• [Exercise goal]:
Every line holding the string "TONG" is to be copied from the entries below.

Start of Extracted entries

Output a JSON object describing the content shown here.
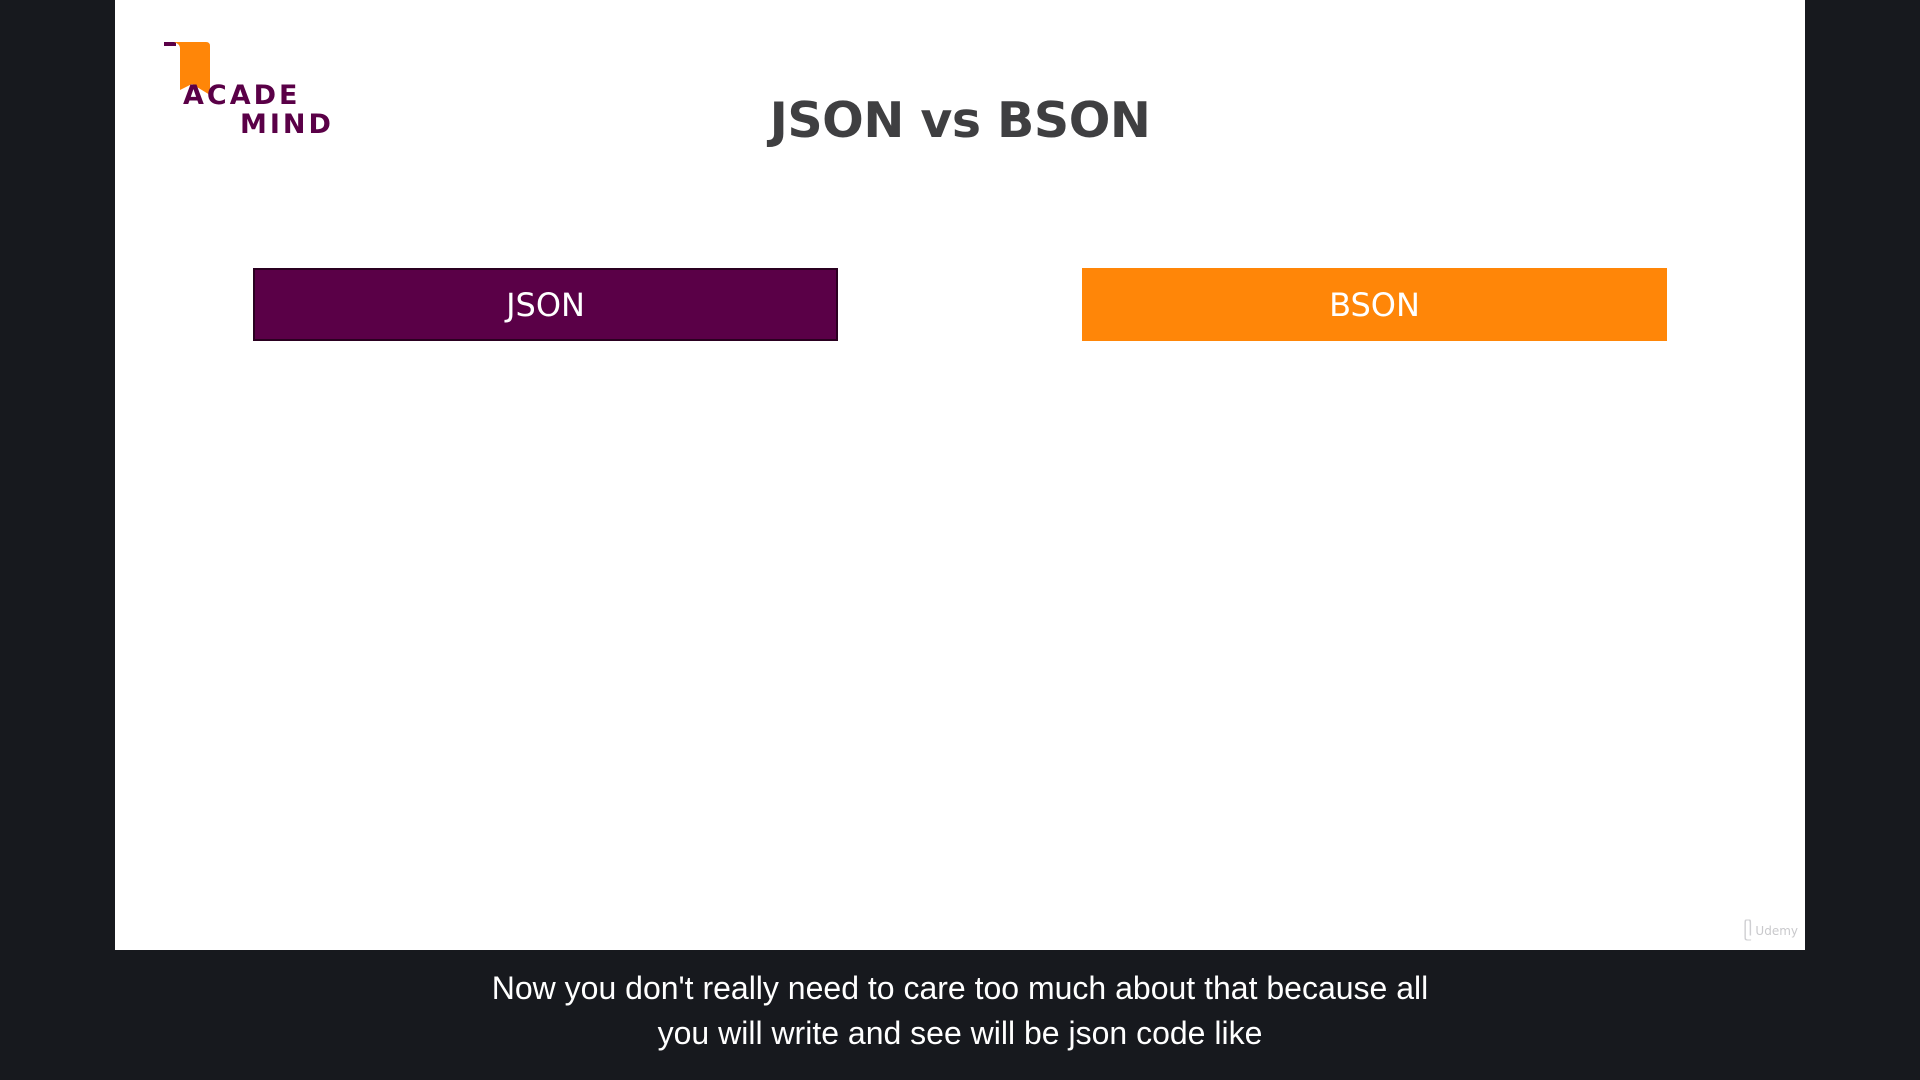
{
  "slide": {
    "logo": {
      "line1": "ACADE",
      "line2": "MIND"
    },
    "title": "JSON vs BSON",
    "columns": [
      {
        "label": "JSON",
        "color": "#5a0047"
      },
      {
        "label": "BSON",
        "color": "#ff8608"
      }
    ],
    "watermark": "Udemy"
  },
  "caption": {
    "line1": "Now you don't really need to care too much about that because all",
    "line2": "you will write and see will be json code like"
  },
  "colors": {
    "background": "#17191e",
    "slide": "#ffffff",
    "brand_purple": "#5a0047",
    "brand_orange": "#ff8608",
    "title_text": "#3f3f41"
  }
}
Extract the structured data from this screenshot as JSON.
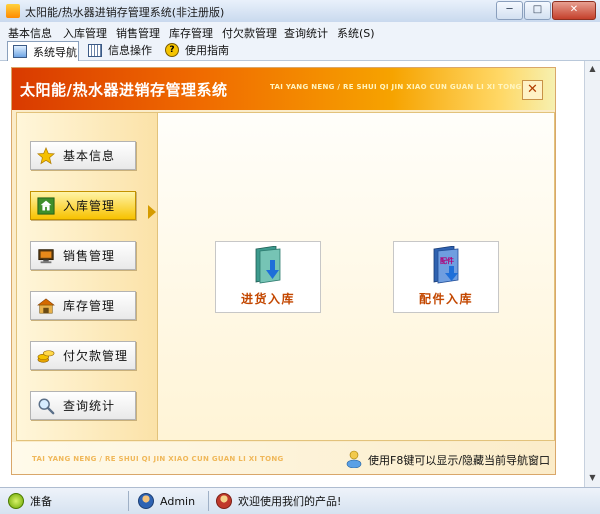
{
  "window": {
    "title": "太阳能/热水器进销存管理系统(非注册版)",
    "minimize_glyph": "─",
    "maximize_glyph": "□",
    "close_glyph": "✕"
  },
  "menu": [
    {
      "label": "基本信息"
    },
    {
      "label": "入库管理"
    },
    {
      "label": "销售管理"
    },
    {
      "label": "库存管理"
    },
    {
      "label": "付欠款管理"
    },
    {
      "label": "查询统计"
    },
    {
      "label": "系统(S)"
    }
  ],
  "toolbar": [
    {
      "label": "系统导航",
      "icon": "window-icon",
      "active": true
    },
    {
      "label": "信息操作",
      "icon": "grid-icon",
      "active": false
    },
    {
      "label": "使用指南",
      "icon": "help-icon",
      "help_glyph": "?",
      "active": false
    }
  ],
  "panel": {
    "title": "太阳能/热水器进销存管理系统",
    "subtitle": "TAI YANG NENG / RE SHUI QI JIN XIAO CUN GUAN LI XI TONG",
    "close_glyph": "✕",
    "footer_text": "TAI YANG NENG / RE SHUI QI JIN XIAO CUN GUAN LI XI TONG",
    "hint": "使用F8键可以显示/隐藏当前导航窗口"
  },
  "nav": [
    {
      "label": "基本信息",
      "icon": "star-icon"
    },
    {
      "label": "入库管理",
      "icon": "house-icon",
      "active": true
    },
    {
      "label": "销售管理",
      "icon": "monitor-icon"
    },
    {
      "label": "库存管理",
      "icon": "warehouse-icon"
    },
    {
      "label": "付欠款管理",
      "icon": "coins-icon"
    },
    {
      "label": "查询统计",
      "icon": "magnifier-icon"
    }
  ],
  "actions": [
    {
      "label": "进货入库",
      "icon": "folder-download-icon"
    },
    {
      "label": "配件入库",
      "icon": "parts-folder-icon",
      "icon_text": "配件"
    }
  ],
  "status": [
    {
      "label": "准备",
      "icon": "ready-icon"
    },
    {
      "label": "Admin",
      "icon": "user-icon"
    },
    {
      "label": "欢迎使用我们的产品!",
      "icon": "person-icon"
    }
  ],
  "colors": {
    "header_start": "#d93a00",
    "header_end": "#f6f0b0",
    "action_text": "#c34700",
    "active_nav": "#f7c200"
  }
}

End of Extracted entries

• [Reply]:
    "subtitle": "TAI YANG NENG / RE SHUI QI JIN XIAO CUN GUAN LI XI TONG",
    "footer_text": "TAI YANG NENG / RE SHUI QI JIN XIAO CUN GUAN LI XI TONG",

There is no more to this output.